* _WHAT NEEDS TO BE DONE_
Go through the entries below and print each one exactly.

* _LISTED RECORDS_
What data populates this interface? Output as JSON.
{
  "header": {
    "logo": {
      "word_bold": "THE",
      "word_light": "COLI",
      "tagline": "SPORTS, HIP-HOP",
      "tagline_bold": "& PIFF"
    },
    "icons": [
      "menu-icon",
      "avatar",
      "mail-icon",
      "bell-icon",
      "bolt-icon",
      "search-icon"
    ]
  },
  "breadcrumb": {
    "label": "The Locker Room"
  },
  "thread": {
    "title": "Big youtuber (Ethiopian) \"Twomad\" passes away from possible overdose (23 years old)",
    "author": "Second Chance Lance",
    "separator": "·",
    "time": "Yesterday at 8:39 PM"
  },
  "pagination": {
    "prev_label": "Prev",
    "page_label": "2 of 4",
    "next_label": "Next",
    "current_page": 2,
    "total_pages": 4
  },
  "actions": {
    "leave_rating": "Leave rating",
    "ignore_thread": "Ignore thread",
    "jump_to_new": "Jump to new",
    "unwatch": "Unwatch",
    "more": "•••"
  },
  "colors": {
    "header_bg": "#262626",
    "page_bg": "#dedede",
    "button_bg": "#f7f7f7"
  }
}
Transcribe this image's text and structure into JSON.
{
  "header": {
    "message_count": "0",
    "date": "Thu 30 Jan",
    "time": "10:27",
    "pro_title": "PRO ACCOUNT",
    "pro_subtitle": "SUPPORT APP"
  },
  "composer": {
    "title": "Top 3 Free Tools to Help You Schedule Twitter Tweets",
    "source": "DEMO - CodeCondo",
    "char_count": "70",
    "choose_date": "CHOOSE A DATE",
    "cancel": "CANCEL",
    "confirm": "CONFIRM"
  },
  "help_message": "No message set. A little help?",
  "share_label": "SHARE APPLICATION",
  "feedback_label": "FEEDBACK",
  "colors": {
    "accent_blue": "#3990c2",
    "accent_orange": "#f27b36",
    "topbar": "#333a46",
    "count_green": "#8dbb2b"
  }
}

* _SOLUTION FOR THIS TASK_
What data populates this interface? Output as JSON.
{
  "header": {
    "logo": {
      "word_bold": "THE",
      "word_light": "COLI",
      "tagline": "SPORTS, HIP-HOP",
      "tagline_bold": "& PIFF"
    },
    "icons": [
      "menu-icon",
      "avatar",
      "mail-icon",
      "bell-icon",
      "bolt-icon",
      "search-icon"
    ]
  },
  "breadcrumb": {
    "label": "The Locker Room"
  },
  "thread": {
    "title": "Big youtuber (Ethiopian) \"Twomad\" passes away from possible overdose (23 years old)",
    "author": "Second Chance Lance",
    "separator": "·",
    "time": "Yesterday at 8:39 PM"
  },
  "pagination": {
    "prev_label": "Prev",
    "page_label": "2 of 4",
    "next_label": "Next",
    "current_page": 2,
    "total_pages": 4
  },
  "actions": {
    "leave_rating": "Leave rating",
    "ignore_thread": "Ignore thread",
    "jump_to_new": "Jump to new",
    "unwatch": "Unwatch",
    "more": "•••"
  },
  "colors": {
    "header_bg": "#262626",
    "page_bg": "#dedede",
    "button_bg": "#f7f7f7"
  }
}
Transcribe this image's text and structure into JSON.
{
  "header": {
    "message_count": "0",
    "date": "Thu 30 Jan",
    "time": "10:27",
    "pro_title": "PRO ACCOUNT",
    "pro_subtitle": "SUPPORT APP"
  },
  "composer": {
    "title": "Top 3 Free Tools to Help You Schedule Twitter Tweets",
    "source": "DEMO - CodeCondo",
    "char_count": "70",
    "choose_date": "CHOOSE A DATE",
    "cancel": "CANCEL",
    "confirm": "CONFIRM"
  },
  "help_message": "No message set. A little help?",
  "share_label": "SHARE APPLICATION",
  "feedback_label": "FEEDBACK",
  "colors": {
    "accent_blue": "#3990c2",
    "accent_orange": "#f27b36",
    "topbar": "#333a46",
    "count_green": "#8dbb2b"
  }
}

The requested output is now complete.